Book Review by Greg Kearney, DrPH
Bridging Silos: Collaborating for Environmental Health and Justice in Urban Communities, by Katrina Smith Korfmacher. 2019. Cambridge, MA; London, England: The MIT Press. ISBN: 978-0-262-53756-8
In her timely new book, Bridging Silos: Collaborating for Environmental Health and Justice in Urban Communities (MIT Press), Dr. Katrina Smith Korfmacher offers refreshing insight and social guidance for communities seeking help at a time when government programs are slow to respond to environmental injustices. Korfmacher provides the reader with a brief, but excellent backdrop of the origins of the environmental justice movement. However, the aims of the book are really focused on the importance of building and strengthening local collaborative relationships while underscoring the critical role they play for bringing attention to resolving environmental injustices in urban communities.
To illustrate, the author provides 3 excellent, relevant and in-depth case study reviews of local environmental health initiatives, including (1) a housing-based approach to lead poisoning prevention in Rochester, New York; (2) efforts to promote a healthy built environmental in Duluth, Minnesota; and (3) an initiative targeted at making local community health a key priority in decision making about transporting goods imported through the ports of Los Angeles and Long Beach California.

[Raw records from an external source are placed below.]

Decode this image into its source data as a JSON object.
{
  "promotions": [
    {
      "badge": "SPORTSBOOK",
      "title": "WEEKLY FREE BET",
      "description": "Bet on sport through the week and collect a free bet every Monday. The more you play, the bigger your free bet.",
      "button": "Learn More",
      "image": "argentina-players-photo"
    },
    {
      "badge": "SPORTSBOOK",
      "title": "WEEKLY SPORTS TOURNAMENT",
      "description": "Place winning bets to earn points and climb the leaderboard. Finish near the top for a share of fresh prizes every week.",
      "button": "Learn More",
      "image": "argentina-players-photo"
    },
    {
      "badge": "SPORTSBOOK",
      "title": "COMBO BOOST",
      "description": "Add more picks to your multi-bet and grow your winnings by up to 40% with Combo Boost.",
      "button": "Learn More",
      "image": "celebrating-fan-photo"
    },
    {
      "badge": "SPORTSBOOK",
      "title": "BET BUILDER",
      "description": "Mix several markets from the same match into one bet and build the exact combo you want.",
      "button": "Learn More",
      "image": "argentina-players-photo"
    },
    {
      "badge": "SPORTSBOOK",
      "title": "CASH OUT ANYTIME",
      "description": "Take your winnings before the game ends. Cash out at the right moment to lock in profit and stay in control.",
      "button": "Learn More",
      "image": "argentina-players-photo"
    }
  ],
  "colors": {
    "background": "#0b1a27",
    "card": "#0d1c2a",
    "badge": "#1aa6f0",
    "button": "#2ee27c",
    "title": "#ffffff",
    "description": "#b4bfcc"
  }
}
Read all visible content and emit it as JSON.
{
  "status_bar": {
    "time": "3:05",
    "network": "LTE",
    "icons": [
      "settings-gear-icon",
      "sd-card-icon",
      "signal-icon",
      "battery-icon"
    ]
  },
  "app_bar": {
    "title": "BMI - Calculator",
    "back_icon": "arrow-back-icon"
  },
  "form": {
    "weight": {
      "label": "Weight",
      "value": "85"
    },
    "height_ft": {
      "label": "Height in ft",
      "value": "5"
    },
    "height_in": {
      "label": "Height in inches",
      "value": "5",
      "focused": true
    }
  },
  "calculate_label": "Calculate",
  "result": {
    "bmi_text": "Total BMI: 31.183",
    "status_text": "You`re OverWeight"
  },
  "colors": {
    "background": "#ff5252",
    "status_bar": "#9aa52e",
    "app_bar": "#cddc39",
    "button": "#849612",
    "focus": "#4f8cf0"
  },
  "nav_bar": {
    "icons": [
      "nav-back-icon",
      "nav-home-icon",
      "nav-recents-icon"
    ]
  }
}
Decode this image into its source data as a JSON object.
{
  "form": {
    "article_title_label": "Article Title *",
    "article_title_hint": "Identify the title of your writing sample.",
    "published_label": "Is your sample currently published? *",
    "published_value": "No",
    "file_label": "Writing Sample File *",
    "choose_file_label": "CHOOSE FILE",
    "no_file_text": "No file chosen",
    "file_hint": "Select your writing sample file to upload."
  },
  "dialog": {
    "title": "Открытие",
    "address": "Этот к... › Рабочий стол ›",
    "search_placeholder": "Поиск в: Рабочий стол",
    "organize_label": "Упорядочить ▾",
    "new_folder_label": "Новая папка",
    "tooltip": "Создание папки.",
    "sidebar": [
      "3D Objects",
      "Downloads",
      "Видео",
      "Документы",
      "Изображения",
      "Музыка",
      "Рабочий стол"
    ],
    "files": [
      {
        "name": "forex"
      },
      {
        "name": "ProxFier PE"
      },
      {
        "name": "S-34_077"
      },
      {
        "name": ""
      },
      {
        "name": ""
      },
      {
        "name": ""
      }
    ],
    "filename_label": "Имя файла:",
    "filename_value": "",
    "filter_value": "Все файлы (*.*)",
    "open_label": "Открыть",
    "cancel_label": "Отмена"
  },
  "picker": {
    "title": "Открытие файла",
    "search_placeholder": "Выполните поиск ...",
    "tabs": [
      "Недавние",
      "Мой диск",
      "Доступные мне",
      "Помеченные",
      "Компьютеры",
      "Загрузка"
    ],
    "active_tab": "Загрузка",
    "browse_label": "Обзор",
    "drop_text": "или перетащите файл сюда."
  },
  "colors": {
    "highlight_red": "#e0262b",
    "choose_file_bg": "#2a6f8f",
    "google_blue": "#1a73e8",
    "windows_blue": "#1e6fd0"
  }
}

Dr. Greg Kearney is an associate professor of public health at East Carolina University, Brody School of Medicine, Department of Public Health. As an applied environmental public health researcher, he focuses on relevant environmental and occupational health concerns, issues, and threats that impact vulnerable and marginalized populations.